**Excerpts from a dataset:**

────────────────────────────────────────

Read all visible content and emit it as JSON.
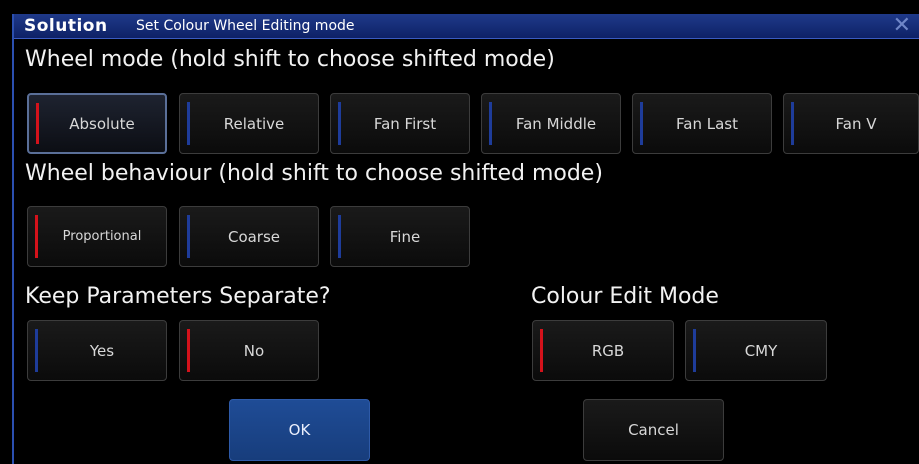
{
  "window": {
    "brand": "Solution",
    "title": "Set Colour Wheel Editing mode",
    "close_icon": "close-icon"
  },
  "wheel_mode": {
    "heading": "Wheel mode (hold shift to choose shifted mode)",
    "options": [
      "Absolute",
      "Relative",
      "Fan First",
      "Fan Middle",
      "Fan Last",
      "Fan V"
    ],
    "selected": "Absolute"
  },
  "wheel_behaviour": {
    "heading": "Wheel behaviour (hold shift to choose shifted mode)",
    "options": [
      "Proportional",
      "Coarse",
      "Fine"
    ],
    "selected": "Proportional"
  },
  "keep_separate": {
    "heading": "Keep Parameters Separate?",
    "options": [
      "Yes",
      "No"
    ],
    "selected": "No"
  },
  "colour_edit_mode": {
    "heading": "Colour Edit Mode",
    "options": [
      "RGB",
      "CMY"
    ],
    "selected": "RGB"
  },
  "actions": {
    "ok": "OK",
    "cancel": "Cancel"
  },
  "colors": {
    "selected_indicator": "#d4121b",
    "unselected_indicator": "#1e3c9a",
    "titlebar": "#1f3a8a",
    "ok_button": "#1f4c96"
  }
}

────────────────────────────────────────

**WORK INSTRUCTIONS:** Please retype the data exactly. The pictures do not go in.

**SOLUTION FOR THIS TASK:**
Read all visible content and emit it as JSON.
{
  "window": {
    "brand": "Solution",
    "title": "Set Colour Wheel Editing mode",
    "close_icon": "close-icon"
  },
  "wheel_mode": {
    "heading": "Wheel mode (hold shift to choose shifted mode)",
    "options": [
      "Absolute",
      "Relative",
      "Fan First",
      "Fan Middle",
      "Fan Last",
      "Fan V"
    ],
    "selected": "Absolute"
  },
  "wheel_behaviour": {
    "heading": "Wheel behaviour (hold shift to choose shifted mode)",
    "options": [
      "Proportional",
      "Coarse",
      "Fine"
    ],
    "selected": "Proportional"
  },
  "keep_separate": {
    "heading": "Keep Parameters Separate?",
    "options": [
      "Yes",
      "No"
    ],
    "selected": "No"
  },
  "colour_edit_mode": {
    "heading": "Colour Edit Mode",
    "options": [
      "RGB",
      "CMY"
    ],
    "selected": "RGB"
  },
  "actions": {
    "ok": "OK",
    "cancel": "Cancel"
  },
  "colors": {
    "selected_indicator": "#d4121b",
    "unselected_indicator": "#1e3c9a",
    "titlebar": "#1f3a8a",
    "ok_button": "#1f4c96"
  }
}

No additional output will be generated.